The culmination of Dirty Computer comes in its closing four minutes, as ‘Americans’ questions everything it is to be living in the modern age. Ostensibly an upbeat celebration of America and the West, ‘Americans’ takes its cues from Bruce Springsteen‘s ‘Born In The U.S.A.’ in subverting the expectations set up by the exultant instrumentation with some terrifically quick-witted lyrics. “Uncle Sam kissed a man, Jim Crow Jesus rose again” Monáe cries in the opening verse; old American traditions of pledging to the flag and washing it all down “With a big old piece of American pie” are ironically mocked in a deeply satirical chorus.
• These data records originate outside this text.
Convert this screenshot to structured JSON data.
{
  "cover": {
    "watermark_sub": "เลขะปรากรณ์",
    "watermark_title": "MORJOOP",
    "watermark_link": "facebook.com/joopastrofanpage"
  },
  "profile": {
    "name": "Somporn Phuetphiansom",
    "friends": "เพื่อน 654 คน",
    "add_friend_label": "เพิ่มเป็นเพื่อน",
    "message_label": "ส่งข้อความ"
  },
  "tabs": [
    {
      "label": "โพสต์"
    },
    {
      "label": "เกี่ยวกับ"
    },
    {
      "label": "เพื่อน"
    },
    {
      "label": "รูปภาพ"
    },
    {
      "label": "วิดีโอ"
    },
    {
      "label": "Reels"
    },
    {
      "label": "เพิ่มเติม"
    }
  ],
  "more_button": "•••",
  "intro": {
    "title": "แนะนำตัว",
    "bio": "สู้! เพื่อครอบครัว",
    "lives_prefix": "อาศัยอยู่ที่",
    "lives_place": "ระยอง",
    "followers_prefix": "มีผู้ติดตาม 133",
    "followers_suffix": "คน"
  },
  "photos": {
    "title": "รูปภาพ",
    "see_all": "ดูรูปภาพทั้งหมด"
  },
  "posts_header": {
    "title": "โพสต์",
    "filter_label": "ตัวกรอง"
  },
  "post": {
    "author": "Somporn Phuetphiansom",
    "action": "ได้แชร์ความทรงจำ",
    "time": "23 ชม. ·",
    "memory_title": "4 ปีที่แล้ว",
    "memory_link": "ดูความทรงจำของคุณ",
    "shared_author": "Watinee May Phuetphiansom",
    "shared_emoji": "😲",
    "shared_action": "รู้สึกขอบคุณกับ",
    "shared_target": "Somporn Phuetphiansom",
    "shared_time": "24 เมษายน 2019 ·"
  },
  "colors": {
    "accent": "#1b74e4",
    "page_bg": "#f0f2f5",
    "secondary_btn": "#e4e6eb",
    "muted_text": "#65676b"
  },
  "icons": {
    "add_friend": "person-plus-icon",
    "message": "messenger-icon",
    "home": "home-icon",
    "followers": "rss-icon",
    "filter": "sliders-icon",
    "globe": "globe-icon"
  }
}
Everything explored in the preceding 45 minutes is given its time in the final four, Monáe reaffirming her support for the LGBTQ+ community, people of colour, and poor white people in this whistle-stop deconstruction of conservative values.
Dirty Computer is the next level of musical progression for Janelle Monáe. The high-concept funk operas of The ArchAndroid and The Electric Lady may be long gone, but Monáe’s embracement of pop has done nothing to dour her sharp tongue and even sharper production. Her most overtly political record to date, it is also by far her sexiest and most intimate, featuring oodles of seductive instrumentation and lyrical imagery, alongside promises to live free and love even freer.
But perhaps the most telling moment comes as we finally meet the person behind the music as the album quietly draws to a close. “I’m afraid of it all, afraid of loving you,” Monáe whispers, driving home the importance of delivering a record such as this in the current day and age, when many still see the uniqueness that defines a “dirty computer” as “bugs” and “glitches” that must be fixed, rather than fragments of individuality that make each of us an interesting and compelling human being. In the end, Dirty Computer is a celebration of all of that, and a rather sublime pop record to boot; it is a breathtaking album of astounding clarity and depth that deserves your full attention.
Dirty Computer is out now via Warner Music International